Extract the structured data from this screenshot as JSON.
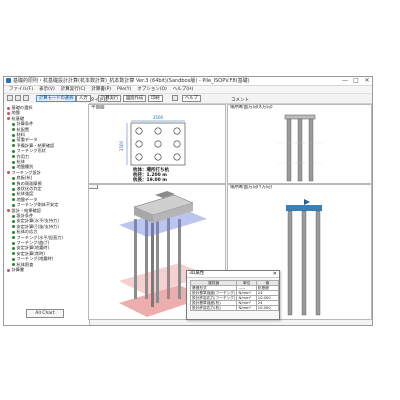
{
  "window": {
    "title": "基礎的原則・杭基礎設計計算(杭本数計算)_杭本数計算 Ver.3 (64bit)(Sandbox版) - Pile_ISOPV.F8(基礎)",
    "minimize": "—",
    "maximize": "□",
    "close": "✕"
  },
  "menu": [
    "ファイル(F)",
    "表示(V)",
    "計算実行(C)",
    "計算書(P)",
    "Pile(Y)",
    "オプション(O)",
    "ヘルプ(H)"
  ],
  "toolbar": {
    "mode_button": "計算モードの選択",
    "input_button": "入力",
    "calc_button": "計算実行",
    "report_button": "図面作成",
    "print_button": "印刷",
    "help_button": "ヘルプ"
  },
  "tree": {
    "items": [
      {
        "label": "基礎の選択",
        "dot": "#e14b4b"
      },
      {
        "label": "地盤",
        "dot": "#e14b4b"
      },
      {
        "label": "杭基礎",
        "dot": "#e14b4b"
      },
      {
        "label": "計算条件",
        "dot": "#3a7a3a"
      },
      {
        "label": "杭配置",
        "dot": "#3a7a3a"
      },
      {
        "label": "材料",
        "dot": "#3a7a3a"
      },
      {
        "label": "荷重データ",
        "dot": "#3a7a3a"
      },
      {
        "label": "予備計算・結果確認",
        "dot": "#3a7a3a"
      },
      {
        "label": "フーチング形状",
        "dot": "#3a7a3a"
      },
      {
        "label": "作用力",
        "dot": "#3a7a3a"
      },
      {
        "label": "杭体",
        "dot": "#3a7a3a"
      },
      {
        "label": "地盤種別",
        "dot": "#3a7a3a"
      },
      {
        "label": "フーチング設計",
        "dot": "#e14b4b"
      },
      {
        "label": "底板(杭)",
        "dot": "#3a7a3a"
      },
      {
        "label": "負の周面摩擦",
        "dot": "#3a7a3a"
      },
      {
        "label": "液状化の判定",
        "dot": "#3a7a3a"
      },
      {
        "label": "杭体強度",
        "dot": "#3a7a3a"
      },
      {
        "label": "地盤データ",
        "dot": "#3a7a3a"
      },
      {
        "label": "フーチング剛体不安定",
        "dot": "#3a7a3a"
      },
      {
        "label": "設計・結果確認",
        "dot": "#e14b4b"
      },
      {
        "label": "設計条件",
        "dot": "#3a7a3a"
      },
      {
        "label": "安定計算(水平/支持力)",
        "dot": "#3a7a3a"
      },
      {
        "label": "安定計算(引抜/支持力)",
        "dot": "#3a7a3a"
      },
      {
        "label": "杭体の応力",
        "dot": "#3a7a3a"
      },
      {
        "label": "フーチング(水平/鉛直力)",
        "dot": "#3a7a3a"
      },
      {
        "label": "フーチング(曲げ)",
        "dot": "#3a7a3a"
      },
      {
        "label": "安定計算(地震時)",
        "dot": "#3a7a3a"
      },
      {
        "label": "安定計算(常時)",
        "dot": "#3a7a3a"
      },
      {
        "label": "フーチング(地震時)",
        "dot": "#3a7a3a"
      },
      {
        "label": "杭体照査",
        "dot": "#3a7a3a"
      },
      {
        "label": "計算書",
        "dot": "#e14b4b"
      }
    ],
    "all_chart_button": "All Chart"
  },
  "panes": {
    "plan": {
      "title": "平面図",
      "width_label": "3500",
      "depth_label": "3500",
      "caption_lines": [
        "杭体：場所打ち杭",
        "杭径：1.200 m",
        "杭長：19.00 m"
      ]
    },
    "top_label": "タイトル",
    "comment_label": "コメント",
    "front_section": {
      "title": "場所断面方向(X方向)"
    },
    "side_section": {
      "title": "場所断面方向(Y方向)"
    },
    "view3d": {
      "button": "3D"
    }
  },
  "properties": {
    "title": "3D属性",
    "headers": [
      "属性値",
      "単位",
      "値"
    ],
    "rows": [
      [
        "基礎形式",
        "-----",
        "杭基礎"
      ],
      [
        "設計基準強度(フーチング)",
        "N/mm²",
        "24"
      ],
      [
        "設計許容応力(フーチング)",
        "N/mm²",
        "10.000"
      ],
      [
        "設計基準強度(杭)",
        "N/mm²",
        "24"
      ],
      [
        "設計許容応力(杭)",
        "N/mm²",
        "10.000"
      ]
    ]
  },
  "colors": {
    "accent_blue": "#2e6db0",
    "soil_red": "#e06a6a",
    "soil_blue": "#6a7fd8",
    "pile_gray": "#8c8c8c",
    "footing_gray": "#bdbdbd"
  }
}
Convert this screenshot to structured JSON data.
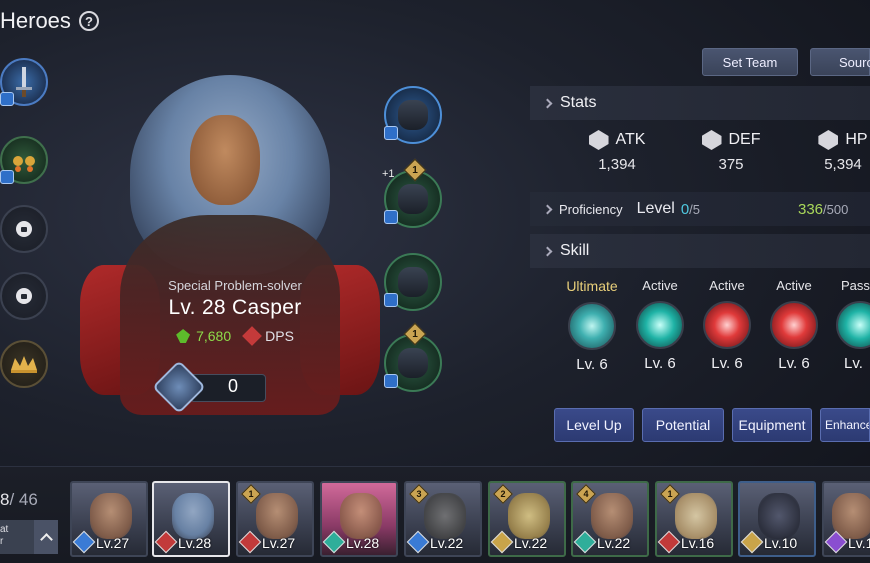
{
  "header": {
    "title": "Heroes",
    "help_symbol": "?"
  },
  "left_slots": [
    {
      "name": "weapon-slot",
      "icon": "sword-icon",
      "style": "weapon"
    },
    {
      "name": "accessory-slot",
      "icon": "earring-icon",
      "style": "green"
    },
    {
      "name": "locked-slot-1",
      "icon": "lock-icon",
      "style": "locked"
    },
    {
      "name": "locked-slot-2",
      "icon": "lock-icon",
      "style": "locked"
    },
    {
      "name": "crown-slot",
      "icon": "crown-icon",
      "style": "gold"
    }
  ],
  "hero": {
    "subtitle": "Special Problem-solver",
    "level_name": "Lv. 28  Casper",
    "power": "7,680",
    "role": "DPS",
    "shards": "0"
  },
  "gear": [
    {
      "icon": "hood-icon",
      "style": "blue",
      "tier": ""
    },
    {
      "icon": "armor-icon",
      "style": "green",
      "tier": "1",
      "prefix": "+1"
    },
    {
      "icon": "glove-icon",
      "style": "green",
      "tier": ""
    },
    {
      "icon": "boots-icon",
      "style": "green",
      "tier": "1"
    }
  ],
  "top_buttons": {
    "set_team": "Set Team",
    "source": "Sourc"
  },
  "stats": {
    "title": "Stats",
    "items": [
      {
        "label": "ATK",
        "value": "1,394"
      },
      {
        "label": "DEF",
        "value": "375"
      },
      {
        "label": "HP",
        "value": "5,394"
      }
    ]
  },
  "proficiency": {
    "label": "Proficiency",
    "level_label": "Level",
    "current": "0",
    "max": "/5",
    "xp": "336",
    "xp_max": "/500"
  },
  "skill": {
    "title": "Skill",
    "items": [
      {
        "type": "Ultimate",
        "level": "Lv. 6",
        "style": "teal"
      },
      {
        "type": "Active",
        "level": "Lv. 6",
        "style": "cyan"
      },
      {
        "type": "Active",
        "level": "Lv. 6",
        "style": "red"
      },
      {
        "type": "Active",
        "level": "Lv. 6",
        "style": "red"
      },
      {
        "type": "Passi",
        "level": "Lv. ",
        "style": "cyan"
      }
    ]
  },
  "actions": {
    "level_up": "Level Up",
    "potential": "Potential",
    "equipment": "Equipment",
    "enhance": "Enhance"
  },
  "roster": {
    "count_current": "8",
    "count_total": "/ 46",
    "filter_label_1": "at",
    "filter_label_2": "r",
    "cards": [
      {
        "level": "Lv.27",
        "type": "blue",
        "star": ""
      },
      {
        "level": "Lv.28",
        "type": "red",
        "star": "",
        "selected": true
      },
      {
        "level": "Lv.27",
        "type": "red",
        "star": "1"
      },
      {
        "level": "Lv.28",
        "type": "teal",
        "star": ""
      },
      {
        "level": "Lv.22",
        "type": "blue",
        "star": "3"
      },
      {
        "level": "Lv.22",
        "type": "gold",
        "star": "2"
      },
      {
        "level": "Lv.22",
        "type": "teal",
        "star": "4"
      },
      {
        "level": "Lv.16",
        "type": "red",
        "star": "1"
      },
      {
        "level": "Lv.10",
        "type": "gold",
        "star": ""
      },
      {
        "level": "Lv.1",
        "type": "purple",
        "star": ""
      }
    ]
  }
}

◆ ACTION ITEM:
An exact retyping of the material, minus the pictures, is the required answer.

◆ SOLUTION TO THE EXERCISE:
Extract the structured data from this screenshot as JSON.
{
  "window": {
    "title": "基礎的原則・杭基礎設計計算(杭本数計算)_杭本数計算 Ver.3 (64bit)(Sandbox版) - Pile_ISOPV.F8(基礎)",
    "minimize": "—",
    "maximize": "□",
    "close": "✕"
  },
  "menu": [
    "ファイル(F)",
    "表示(V)",
    "計算実行(C)",
    "計算書(P)",
    "Pile(Y)",
    "オプション(O)",
    "ヘルプ(H)"
  ],
  "toolbar": {
    "mode_button": "計算モードの選択",
    "input_button": "入力",
    "calc_button": "計算実行",
    "report_button": "図面作成",
    "print_button": "印刷",
    "help_button": "ヘルプ"
  },
  "tree": {
    "items": [
      {
        "label": "基礎の選択",
        "dot": "#e14b4b"
      },
      {
        "label": "地盤",
        "dot": "#e14b4b"
      },
      {
        "label": "杭基礎",
        "dot": "#e14b4b"
      },
      {
        "label": "計算条件",
        "dot": "#3a7a3a"
      },
      {
        "label": "杭配置",
        "dot": "#3a7a3a"
      },
      {
        "label": "材料",
        "dot": "#3a7a3a"
      },
      {
        "label": "荷重データ",
        "dot": "#3a7a3a"
      },
      {
        "label": "予備計算・結果確認",
        "dot": "#3a7a3a"
      },
      {
        "label": "フーチング形状",
        "dot": "#3a7a3a"
      },
      {
        "label": "作用力",
        "dot": "#3a7a3a"
      },
      {
        "label": "杭体",
        "dot": "#3a7a3a"
      },
      {
        "label": "地盤種別",
        "dot": "#3a7a3a"
      },
      {
        "label": "フーチング設計",
        "dot": "#e14b4b"
      },
      {
        "label": "底板(杭)",
        "dot": "#3a7a3a"
      },
      {
        "label": "負の周面摩擦",
        "dot": "#3a7a3a"
      },
      {
        "label": "液状化の判定",
        "dot": "#3a7a3a"
      },
      {
        "label": "杭体強度",
        "dot": "#3a7a3a"
      },
      {
        "label": "地盤データ",
        "dot": "#3a7a3a"
      },
      {
        "label": "フーチング剛体不安定",
        "dot": "#3a7a3a"
      },
      {
        "label": "設計・結果確認",
        "dot": "#e14b4b"
      },
      {
        "label": "設計条件",
        "dot": "#3a7a3a"
      },
      {
        "label": "安定計算(水平/支持力)",
        "dot": "#3a7a3a"
      },
      {
        "label": "安定計算(引抜/支持力)",
        "dot": "#3a7a3a"
      },
      {
        "label": "杭体の応力",
        "dot": "#3a7a3a"
      },
      {
        "label": "フーチング(水平/鉛直力)",
        "dot": "#3a7a3a"
      },
      {
        "label": "フーチング(曲げ)",
        "dot": "#3a7a3a"
      },
      {
        "label": "安定計算(地震時)",
        "dot": "#3a7a3a"
      },
      {
        "label": "安定計算(常時)",
        "dot": "#3a7a3a"
      },
      {
        "label": "フーチング(地震時)",
        "dot": "#3a7a3a"
      },
      {
        "label": "杭体照査",
        "dot": "#3a7a3a"
      },
      {
        "label": "計算書",
        "dot": "#e14b4b"
      }
    ],
    "all_chart_button": "All Chart"
  },
  "panes": {
    "plan": {
      "title": "平面図",
      "width_label": "3500",
      "depth_label": "3500",
      "caption_lines": [
        "杭体：場所打ち杭",
        "杭径：1.200 m",
        "杭長：19.00 m"
      ]
    },
    "top_label": "タイトル",
    "comment_label": "コメント",
    "front_section": {
      "title": "場所断面方向(X方向)"
    },
    "side_section": {
      "title": "場所断面方向(Y方向)"
    },
    "view3d": {
      "button": "3D"
    }
  },
  "properties": {
    "title": "3D属性",
    "headers": [
      "属性値",
      "単位",
      "値"
    ],
    "rows": [
      [
        "基礎形式",
        "-----",
        "杭基礎"
      ],
      [
        "設計基準強度(フーチング)",
        "N/mm²",
        "24"
      ],
      [
        "設計許容応力(フーチング)",
        "N/mm²",
        "10.000"
      ],
      [
        "設計基準強度(杭)",
        "N/mm²",
        "24"
      ],
      [
        "設計許容応力(杭)",
        "N/mm²",
        "10.000"
      ]
    ]
  },
  "colors": {
    "accent_blue": "#2e6db0",
    "soil_red": "#e06a6a",
    "soil_blue": "#6a7fd8",
    "pile_gray": "#8c8c8c",
    "footing_gray": "#bdbdbd"
  }
}
Convert this screenshot to structured JSON data.
{
  "header": {
    "title": "Heroes",
    "help_symbol": "?"
  },
  "left_slots": [
    {
      "name": "weapon-slot",
      "icon": "sword-icon",
      "style": "weapon"
    },
    {
      "name": "accessory-slot",
      "icon": "earring-icon",
      "style": "green"
    },
    {
      "name": "locked-slot-1",
      "icon": "lock-icon",
      "style": "locked"
    },
    {
      "name": "locked-slot-2",
      "icon": "lock-icon",
      "style": "locked"
    },
    {
      "name": "crown-slot",
      "icon": "crown-icon",
      "style": "gold"
    }
  ],
  "hero": {
    "subtitle": "Special Problem-solver",
    "level_name": "Lv. 28  Casper",
    "power": "7,680",
    "role": "DPS",
    "shards": "0"
  },
  "gear": [
    {
      "icon": "hood-icon",
      "style": "blue",
      "tier": ""
    },
    {
      "icon": "armor-icon",
      "style": "green",
      "tier": "1",
      "prefix": "+1"
    },
    {
      "icon": "glove-icon",
      "style": "green",
      "tier": ""
    },
    {
      "icon": "boots-icon",
      "style": "green",
      "tier": "1"
    }
  ],
  "top_buttons": {
    "set_team": "Set Team",
    "source": "Sourc"
  },
  "stats": {
    "title": "Stats",
    "items": [
      {
        "label": "ATK",
        "value": "1,394"
      },
      {
        "label": "DEF",
        "value": "375"
      },
      {
        "label": "HP",
        "value": "5,394"
      }
    ]
  },
  "proficiency": {
    "label": "Proficiency",
    "level_label": "Level",
    "current": "0",
    "max": "/5",
    "xp": "336",
    "xp_max": "/500"
  },
  "skill": {
    "title": "Skill",
    "items": [
      {
        "type": "Ultimate",
        "level": "Lv. 6",
        "style": "teal"
      },
      {
        "type": "Active",
        "level": "Lv. 6",
        "style": "cyan"
      },
      {
        "type": "Active",
        "level": "Lv. 6",
        "style": "red"
      },
      {
        "type": "Active",
        "level": "Lv. 6",
        "style": "red"
      },
      {
        "type": "Passi",
        "level": "Lv. ",
        "style": "cyan"
      }
    ]
  },
  "actions": {
    "level_up": "Level Up",
    "potential": "Potential",
    "equipment": "Equipment",
    "enhance": "Enhance"
  },
  "roster": {
    "count_current": "8",
    "count_total": "/ 46",
    "filter_label_1": "at",
    "filter_label_2": "r",
    "cards": [
      {
        "level": "Lv.27",
        "type": "blue",
        "star": ""
      },
      {
        "level": "Lv.28",
        "type": "red",
        "star": "",
        "selected": true
      },
      {
        "level": "Lv.27",
        "type": "red",
        "star": "1"
      },
      {
        "level": "Lv.28",
        "type": "teal",
        "star": ""
      },
      {
        "level": "Lv.22",
        "type": "blue",
        "star": "3"
      },
      {
        "level": "Lv.22",
        "type": "gold",
        "star": "2"
      },
      {
        "level": "Lv.22",
        "type": "teal",
        "star": "4"
      },
      {
        "level": "Lv.16",
        "type": "red",
        "star": "1"
      },
      {
        "level": "Lv.10",
        "type": "gold",
        "star": ""
      },
      {
        "level": "Lv.1",
        "type": "purple",
        "star": ""
      }
    ]
  }
}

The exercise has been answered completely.